The developers of 77º - a new restaurant slated to open in Malverne's business district - went before the village's Architectural Review Board Thursday night and received approval for some of their plans.
The board, which included Deputy Mayor Joseph Hennessy and Trustees Jack O'Brien, Michael Bailey and Patricia Canzoneri-Callahan, reviewed plans for the exterior of the vacant building located at 356 Hempstead Avenue, including the outside seating area
Presenting on behalf of the property owner, Elcid Melconian, and the restaurant proprietor, John Skijus, architect Henry A. Monteverde showed the board samples of the materials that will be used to reconstruct the building's exterior. This included two different colors of stucco siding, cultured rock for the base, insulated glass for the windows, which will have a slight tint, and black broad-iron railing, which will be used to cordon off the outdoor seating area from the sidewalk traffic.

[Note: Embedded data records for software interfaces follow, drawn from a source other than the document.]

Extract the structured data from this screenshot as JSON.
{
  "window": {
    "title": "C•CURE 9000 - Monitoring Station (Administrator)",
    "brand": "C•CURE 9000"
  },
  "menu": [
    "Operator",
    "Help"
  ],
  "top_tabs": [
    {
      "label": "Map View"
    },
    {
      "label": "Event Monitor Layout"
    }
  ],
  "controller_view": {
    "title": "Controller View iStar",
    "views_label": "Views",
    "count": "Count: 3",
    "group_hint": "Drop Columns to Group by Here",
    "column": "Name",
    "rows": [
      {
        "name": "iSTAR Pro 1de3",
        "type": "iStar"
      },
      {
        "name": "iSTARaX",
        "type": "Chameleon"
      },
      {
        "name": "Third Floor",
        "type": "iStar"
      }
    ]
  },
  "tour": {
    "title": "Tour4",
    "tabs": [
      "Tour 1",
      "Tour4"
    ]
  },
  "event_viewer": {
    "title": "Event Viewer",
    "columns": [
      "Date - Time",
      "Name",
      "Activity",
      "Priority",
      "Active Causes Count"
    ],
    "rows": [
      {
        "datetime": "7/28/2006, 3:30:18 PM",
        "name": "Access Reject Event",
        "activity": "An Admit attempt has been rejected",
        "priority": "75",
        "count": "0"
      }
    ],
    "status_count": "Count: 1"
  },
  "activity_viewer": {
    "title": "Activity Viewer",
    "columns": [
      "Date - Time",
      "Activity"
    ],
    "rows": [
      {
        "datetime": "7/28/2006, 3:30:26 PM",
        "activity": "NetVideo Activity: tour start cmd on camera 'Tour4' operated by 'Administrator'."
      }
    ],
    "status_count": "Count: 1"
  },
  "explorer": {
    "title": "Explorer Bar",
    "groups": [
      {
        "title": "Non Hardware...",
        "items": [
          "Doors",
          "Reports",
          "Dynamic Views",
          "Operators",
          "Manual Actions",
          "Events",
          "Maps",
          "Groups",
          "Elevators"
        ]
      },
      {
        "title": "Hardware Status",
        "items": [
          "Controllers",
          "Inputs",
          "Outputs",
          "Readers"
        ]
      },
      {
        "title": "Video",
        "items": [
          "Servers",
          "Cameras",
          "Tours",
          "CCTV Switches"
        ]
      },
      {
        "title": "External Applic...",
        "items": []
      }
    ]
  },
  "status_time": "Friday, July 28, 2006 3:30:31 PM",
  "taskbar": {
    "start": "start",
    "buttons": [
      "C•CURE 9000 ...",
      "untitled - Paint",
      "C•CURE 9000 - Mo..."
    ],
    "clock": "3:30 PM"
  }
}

The existing front wall of the building would be recessed four feet, and then a canopy would extend out a total of eight feet to the railing, reducing the current sidewalk by four feet. Skijus said the outdoor seating area would hold between 20 and 24 diners, but he was later told by the village's attorney that he could only have a maxiumum of 14 seats there because this is what the when it granted a parking exception and request to change the use of the building from retail to restaurant. (The decision also allows 100 seats inside the restaurant.)
"Then, that's what I'll abide by," Skijus said. "I'm looking to do a quality job and to expedite the process. I'll do whatever I need to do. You have my cooperation."
The board unanimously approved the plans for the outside of the building, with some exceptions though. They removed the exterior lighting and signage from the application so it could be considered at a later date, after the developers have discussed with the building inspector what is permitted under Malverne's village code.
The village code limits the number and types of signs a business can display, and the brightness of the outside lighting. It also requires exterior lighting to be shut off by 9 p.m., 10 p.m. in some exceptions.
Skijus was planning to have the exterior lights off by 10 p.m. every night. The restaurant would be closed Mondays, open from noon to midnight Tuesdays, Wednesdays and Thursdays, noon to 2 a.m. on Fridays and Saturdays, and 10 a.m. to 10 p.m. on Sundays, when a brunch would be offered. No smoking would be permitted inside the building, as well as in the outdoor dining area.
Those weren't the only issues the board had. Deputy Mayor Hennessy also pointed out that the developers had already started to do work on the property without acquiring the proper permits and were using a contractor that was not approved by the village.
"We can't do things like this," he said, strongly advising Skijus and Melconian to sit down with the village's building inspector as soon as possible to learn what protocols they need to follow. "Look at the final decision from board again and if you have any questions ask the building inspector," he added.
Hennessy also said that the plans the board approved in January called for Melconian to continue operating his photo-developing business, Tri-Color, in the back section of the building, but he has since learned that it has moved out and Melconian wants to find a new tenant for the space.
Melconian told the board he wanted to say, but couldn't afford to anymore. He said he is looking to lease the space to something that would be comparable to his business, that "wouldn't wreak havoc on the parking."
He doesn't have any plans to alter this space aside from possibly painting the exterior to match the new colors of the front of the building. Canzoneri-Callahan said the space is currently approved for retail use and so long as that doesn't change, Melconian would not need a special exception like the restaurant required.
"We shouldn't be picking and dragging it out of you," Hennesy said. "We can't keep going back and forth, you have to tell us everything."
He told them that as soon as they address the issues concerning the outside signage and lighting they should come back to the board to schedule another meeting, adding, "It could be as early as next month if you have everything ready."
Check back for more developments regarding this property.
What do you think of the plans? Are you excited that Malverne will be getting a new restaurant? Worried about how it could affect the village? Tell us in the comments section below.